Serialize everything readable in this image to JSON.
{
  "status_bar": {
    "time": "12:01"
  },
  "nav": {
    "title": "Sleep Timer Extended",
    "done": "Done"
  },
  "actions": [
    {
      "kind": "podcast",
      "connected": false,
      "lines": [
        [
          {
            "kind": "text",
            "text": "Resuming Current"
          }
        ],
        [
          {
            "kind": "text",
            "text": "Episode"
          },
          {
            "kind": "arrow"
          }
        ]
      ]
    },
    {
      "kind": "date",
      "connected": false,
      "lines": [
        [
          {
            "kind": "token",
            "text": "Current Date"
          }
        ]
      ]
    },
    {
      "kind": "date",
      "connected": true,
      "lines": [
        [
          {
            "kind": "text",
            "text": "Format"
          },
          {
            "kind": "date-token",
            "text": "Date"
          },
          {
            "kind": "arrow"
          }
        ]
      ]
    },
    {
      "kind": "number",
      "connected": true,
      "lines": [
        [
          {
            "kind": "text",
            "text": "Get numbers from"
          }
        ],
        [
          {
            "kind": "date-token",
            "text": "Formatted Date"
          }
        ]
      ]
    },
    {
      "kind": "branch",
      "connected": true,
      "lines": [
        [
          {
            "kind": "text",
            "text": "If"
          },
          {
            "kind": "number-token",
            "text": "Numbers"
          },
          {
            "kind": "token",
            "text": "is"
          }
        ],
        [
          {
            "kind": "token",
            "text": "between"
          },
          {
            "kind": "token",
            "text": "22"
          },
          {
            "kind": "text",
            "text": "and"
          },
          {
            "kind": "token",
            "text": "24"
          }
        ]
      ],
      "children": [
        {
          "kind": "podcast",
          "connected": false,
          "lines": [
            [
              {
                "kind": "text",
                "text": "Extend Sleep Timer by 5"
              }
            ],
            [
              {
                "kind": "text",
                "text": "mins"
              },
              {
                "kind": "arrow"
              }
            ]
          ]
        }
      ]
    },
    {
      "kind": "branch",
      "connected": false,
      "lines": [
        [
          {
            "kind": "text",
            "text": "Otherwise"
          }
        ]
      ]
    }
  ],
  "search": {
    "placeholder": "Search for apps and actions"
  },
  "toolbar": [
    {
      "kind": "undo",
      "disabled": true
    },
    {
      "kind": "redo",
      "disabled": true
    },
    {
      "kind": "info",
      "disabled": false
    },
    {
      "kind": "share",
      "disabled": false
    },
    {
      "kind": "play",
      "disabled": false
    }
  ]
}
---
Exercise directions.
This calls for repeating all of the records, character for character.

Exercise solution.
Serialize everything readable in this image to JSON.
{
  "status_bar": {
    "time": "12:01"
  },
  "nav": {
    "title": "Sleep Timer Extended",
    "done": "Done"
  },
  "actions": [
    {
      "kind": "podcast",
      "connected": false,
      "lines": [
        [
          {
            "kind": "text",
            "text": "Resuming Current"
          }
        ],
        [
          {
            "kind": "text",
            "text": "Episode"
          },
          {
            "kind": "arrow"
          }
        ]
      ]
    },
    {
      "kind": "date",
      "connected": false,
      "lines": [
        [
          {
            "kind": "token",
            "text": "Current Date"
          }
        ]
      ]
    },
    {
      "kind": "date",
      "connected": true,
      "lines": [
        [
          {
            "kind": "text",
            "text": "Format"
          },
          {
            "kind": "date-token",
            "text": "Date"
          },
          {
            "kind": "arrow"
          }
        ]
      ]
    },
    {
      "kind": "number",
      "connected": true,
      "lines": [
        [
          {
            "kind": "text",
            "text": "Get numbers from"
          }
        ],
        [
          {
            "kind": "date-token",
            "text": "Formatted Date"
          }
        ]
      ]
    },
    {
      "kind": "branch",
      "connected": true,
      "lines": [
        [
          {
            "kind": "text",
            "text": "If"
          },
          {
            "kind": "number-token",
            "text": "Numbers"
          },
          {
            "kind": "token",
            "text": "is"
          }
        ],
        [
          {
            "kind": "token",
            "text": "between"
          },
          {
            "kind": "token",
            "text": "22"
          },
          {
            "kind": "text",
            "text": "and"
          },
          {
            "kind": "token",
            "text": "24"
          }
        ]
      ],
      "children": [
        {
          "kind": "podcast",
          "connected": false,
          "lines": [
            [
              {
                "kind": "text",
                "text": "Extend Sleep Timer by 5"
              }
            ],
            [
              {
                "kind": "text",
                "text": "mins"
              },
              {
                "kind": "arrow"
              }
            ]
          ]
        }
      ]
    },
    {
      "kind": "branch",
      "connected": false,
      "lines": [
        [
          {
            "kind": "text",
            "text": "Otherwise"
          }
        ]
      ]
    }
  ],
  "search": {
    "placeholder": "Search for apps and actions"
  },
  "toolbar": [
    {
      "kind": "undo",
      "disabled": true
    },
    {
      "kind": "redo",
      "disabled": true
    },
    {
      "kind": "info",
      "disabled": false
    },
    {
      "kind": "share",
      "disabled": false
    },
    {
      "kind": "play",
      "disabled": false
    }
  ]
}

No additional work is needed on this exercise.